FORT MYERS, Fla. — Almost everything on Fort Myers Beach feels makeshift.

What You Need To Know

  • Hurricane Ian devastated the Fort Myers area in September 2022

  • Fort Myers Beach councilman Bill Veach said that although the town is recovering, the process has been slow

  • Some residents are optimistic yet realistic about the future of Fort Myers

Anyone currently living in a house on the island likely has an RV parked out front, helping to provide the necessities the house can’t offer.

Most restaurant owners operate out of tents in parking lots, attempting to feed the residents and workers while bringing some money into the business.

And the local government holds meetings in a temporary location, near the former town hall that is now destroyed and destined for demolition.

It’s reality in the town of 6,000 full-time residents on Estero Island. Fort Myers Beach was one of the hardest hit areas when Hurricane Ian roared onshore last September. Recovery has been incremental and slowed by red tape.

“The construction trucks and the nails being hammered are going to be the sound of the beach for the next few years,” said Bill Veach, a Fort Myers Beach town councilman.

Veach lost his beachfront cottage to the storm. He found portions of the house three blocks away. Only his nearby garage withstood Ian’s storm surge and wind: it now sports a watermark 15 feet off the ground.

Damages like that are a common sight on Fort Myers Beach now, flanked by piles of concrete that needs to be disposed of. But Veach says the debris that remains nine months after the storm is nothing compared to where they were in the immediate aftermath of the hurricane.

“The debris removal was critical,” Veach said. “You can’t start to rebuild when you’ve got someone else’s house in your hard.”

But even with less debris blocking the way, the rebuilding process has been slow, stalled by disputes with insurance companies. Still, there are some signs of progress and recovery on the island, with the sight and sound of construction crews doing work on many houses and businesses.

Publix scheduled a re-opening on Fort Myers Beach for May 25. The Liki Tiki Barbeque restaurant re-opened at a new building in May as well, having moved from a beachside location that Ian wiped out.

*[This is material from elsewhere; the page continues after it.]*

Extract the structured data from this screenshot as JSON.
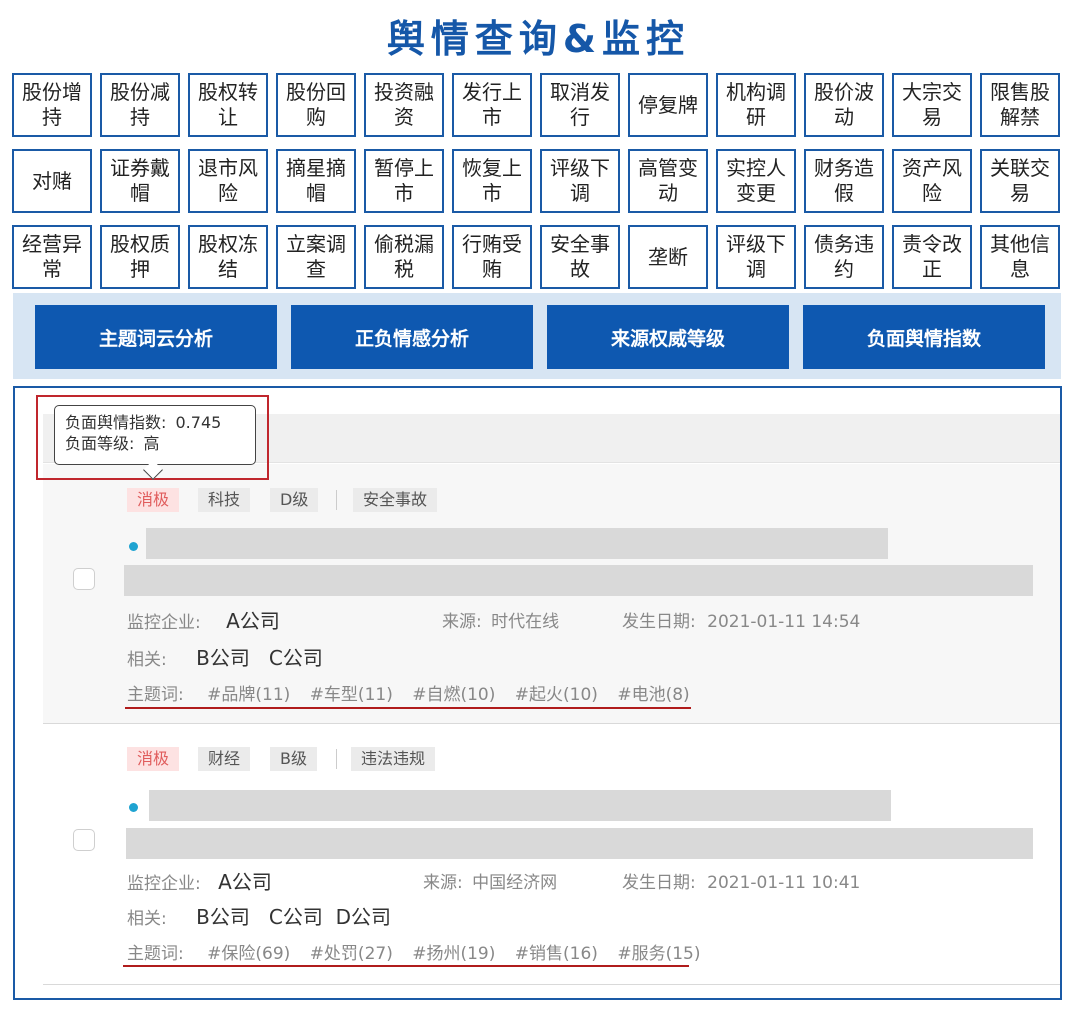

“I still won’t drive down the beach because it hurts,” says Gordan Stojkoski, the owner at Liki Tiki.

Yet, Stojkoski is optimistic about the future of Fort Myers Beach, citing the opening of the Margaritaville Resort – slated for late 2023 – as the centerpiece of the recovery. But he’s also realistic. He said that it would take years to fully make it back.

“Anybody that thinks differently is just lying to themselves,” Stojkoski said.